iii. Shifting demand risk
Governments can be attracted to PPPs because they perceive that this model shifts the demand risk from the government to the private parties.
Campbell Newman, when Lord Mayor of Brisbane, was quoted as saying that the PPPs model worked for the delivery of Clem 7 because ratepayers were protected from the financial collapse of the company that built and operated the tunnel. (Although he did apologise to small investors who lost their money.)
This argument for choosing PPPs is erroneous for several reasons. Firstly, the private parties bearing demand risk do so in exchange for a risk premium. To the extent that they cannot influence demand, the government may be the best party to hold the risk. Secondly, the upshot of the financial difficulties with the Clem 7 is that it will be very difficult to find investors that are willing to finance similar ventures in the future. Thirdly, it is likely that these events have resulted in changes in attitudes by private parties who might refrain from bidding in future tenders for any PPPs or submit less aggressive (i.e., higher) bids. This is all bad news for users who will have to pay more to use infrastructure.
The argument about risk shift is also not factually correct. International experience suggests that PPP contracts are often renegotiated when the builder/operator gets into financial trouble due to lower than anticipated demand. The renegotiation typically involves additional government transfers or sometimes nationalisation of assets. This again suggests that ultimately governments ended up bearing at least some of the demand risk.
Improving the design of PPP tenders
There are ways in which PPP tenders can be modified to allocate risk appropriately—making them more attractive to both private parties and the government. A central contribution of Engle and co-authors to the PPP academic literature over the past decade is to suggest a tender process that allocates risks appropriately and ensures that the benefits of PPPs over public tender are realised. Although the focus of their research is mostly on roads, its applicability is clearly wider.
Their main idea is to run a least-present value of revenue tender. As part of the tender, the government announces a discount rate that is used to calculate the present value of revenue and a toll price. The discount rate is typically higher than the risk-free rate (or government bond rate) to account for risk. The winner of the tender is the firm that has submitted the lowest present value of revenue.
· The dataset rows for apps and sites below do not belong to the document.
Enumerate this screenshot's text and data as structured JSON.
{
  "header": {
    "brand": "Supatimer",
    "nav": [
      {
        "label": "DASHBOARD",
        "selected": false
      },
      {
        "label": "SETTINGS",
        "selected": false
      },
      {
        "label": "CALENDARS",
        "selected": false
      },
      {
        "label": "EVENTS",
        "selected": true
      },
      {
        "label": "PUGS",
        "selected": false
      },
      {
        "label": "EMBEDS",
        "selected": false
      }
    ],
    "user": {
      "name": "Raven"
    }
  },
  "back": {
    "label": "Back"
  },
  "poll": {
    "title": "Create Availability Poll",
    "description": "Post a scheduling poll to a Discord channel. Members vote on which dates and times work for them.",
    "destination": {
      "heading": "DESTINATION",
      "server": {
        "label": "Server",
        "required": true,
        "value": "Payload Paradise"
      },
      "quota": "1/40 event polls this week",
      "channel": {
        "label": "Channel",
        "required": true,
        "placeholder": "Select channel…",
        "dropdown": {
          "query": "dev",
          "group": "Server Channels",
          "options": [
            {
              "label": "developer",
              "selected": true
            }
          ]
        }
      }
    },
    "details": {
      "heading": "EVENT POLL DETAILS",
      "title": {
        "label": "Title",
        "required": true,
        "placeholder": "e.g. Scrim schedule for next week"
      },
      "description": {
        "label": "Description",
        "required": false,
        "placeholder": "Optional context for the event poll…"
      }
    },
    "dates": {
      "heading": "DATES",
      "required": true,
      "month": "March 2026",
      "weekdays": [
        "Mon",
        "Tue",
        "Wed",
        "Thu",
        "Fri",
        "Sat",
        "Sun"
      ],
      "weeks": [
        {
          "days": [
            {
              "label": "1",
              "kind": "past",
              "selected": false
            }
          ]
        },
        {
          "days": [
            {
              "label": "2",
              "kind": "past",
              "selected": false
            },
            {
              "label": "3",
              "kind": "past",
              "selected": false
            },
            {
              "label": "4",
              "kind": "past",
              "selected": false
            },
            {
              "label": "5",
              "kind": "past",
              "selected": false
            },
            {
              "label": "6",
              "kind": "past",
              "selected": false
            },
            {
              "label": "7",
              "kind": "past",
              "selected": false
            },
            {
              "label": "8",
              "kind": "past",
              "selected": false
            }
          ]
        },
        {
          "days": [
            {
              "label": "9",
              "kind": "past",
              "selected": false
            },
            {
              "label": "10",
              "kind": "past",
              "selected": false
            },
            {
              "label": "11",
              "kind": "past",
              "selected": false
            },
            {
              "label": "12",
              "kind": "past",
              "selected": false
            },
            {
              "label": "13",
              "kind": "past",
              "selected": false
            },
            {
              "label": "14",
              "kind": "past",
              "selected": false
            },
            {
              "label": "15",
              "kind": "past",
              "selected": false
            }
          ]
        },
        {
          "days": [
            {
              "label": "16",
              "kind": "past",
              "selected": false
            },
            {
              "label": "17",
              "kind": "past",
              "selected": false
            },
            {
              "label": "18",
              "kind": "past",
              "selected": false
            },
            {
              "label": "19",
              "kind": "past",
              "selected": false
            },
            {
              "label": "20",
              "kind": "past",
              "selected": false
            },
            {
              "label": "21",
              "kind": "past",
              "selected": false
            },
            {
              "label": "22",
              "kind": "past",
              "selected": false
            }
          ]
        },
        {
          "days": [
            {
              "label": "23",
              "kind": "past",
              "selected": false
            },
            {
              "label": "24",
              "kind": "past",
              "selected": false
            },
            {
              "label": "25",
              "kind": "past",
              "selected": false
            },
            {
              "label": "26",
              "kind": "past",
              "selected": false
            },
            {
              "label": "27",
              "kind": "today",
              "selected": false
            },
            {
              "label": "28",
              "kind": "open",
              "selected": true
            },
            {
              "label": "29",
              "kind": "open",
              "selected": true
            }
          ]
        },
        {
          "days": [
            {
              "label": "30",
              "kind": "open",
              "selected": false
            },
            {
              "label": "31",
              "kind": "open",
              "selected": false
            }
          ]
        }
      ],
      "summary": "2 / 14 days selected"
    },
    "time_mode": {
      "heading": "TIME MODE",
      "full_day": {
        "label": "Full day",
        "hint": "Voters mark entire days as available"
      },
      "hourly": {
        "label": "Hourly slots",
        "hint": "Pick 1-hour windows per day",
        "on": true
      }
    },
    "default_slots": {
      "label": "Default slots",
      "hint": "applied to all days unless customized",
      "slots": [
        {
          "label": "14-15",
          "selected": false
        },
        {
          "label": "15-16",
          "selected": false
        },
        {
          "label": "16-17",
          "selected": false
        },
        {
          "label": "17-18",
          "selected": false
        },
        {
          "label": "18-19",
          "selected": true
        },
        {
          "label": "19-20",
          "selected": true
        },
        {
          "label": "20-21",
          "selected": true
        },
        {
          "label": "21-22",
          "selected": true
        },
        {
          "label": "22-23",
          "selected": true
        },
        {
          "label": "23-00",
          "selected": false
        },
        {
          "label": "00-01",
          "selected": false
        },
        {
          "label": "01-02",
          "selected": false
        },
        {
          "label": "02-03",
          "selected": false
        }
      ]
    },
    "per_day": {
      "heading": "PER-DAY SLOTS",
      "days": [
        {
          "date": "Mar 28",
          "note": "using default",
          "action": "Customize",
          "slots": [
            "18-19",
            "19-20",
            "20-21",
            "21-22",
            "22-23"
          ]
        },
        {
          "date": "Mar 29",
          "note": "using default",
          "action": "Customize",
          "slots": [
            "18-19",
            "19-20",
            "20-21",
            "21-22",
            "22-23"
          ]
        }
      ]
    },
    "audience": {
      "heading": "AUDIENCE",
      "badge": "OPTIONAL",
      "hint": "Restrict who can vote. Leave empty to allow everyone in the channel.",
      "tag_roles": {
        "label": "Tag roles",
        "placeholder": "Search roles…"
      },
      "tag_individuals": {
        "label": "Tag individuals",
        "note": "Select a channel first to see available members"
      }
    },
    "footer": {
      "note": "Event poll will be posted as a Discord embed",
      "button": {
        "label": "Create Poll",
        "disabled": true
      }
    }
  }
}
The innovation of this process is that the duration of the concession is variable. The contract only expires when the winner of the tender recovers the amount of revenue bid. If, for example, the government decides to reduce the toll, or if demand is lower than anticipated, the contract is extended accordingly. This way, the risk of demand (or other changes outside the control of the concessionary) is born by the government while competition for the contract ensures that society gets value for money from the PPP. In this type of tender, the firm with the lowest construction and operation costs is expected to win rather than, for example, the firm that is more optimistic about future demand but that may have higher costs. Under many circumstances this type of tender will work well: it has been tried successfully in Chile.
In the past decade, we have learned a lot about what works and what does not in PPPs. To avoid previous mistakes with PPPs, governments need to ensure that there is a robust process for evaluating PPPs.
Closer attention by policy makers to the better design of PPP tenders and contracts, as suggested by both economic theory and international practice, should also become an integral part of the Queensland Government’s renewed interested in PPPs.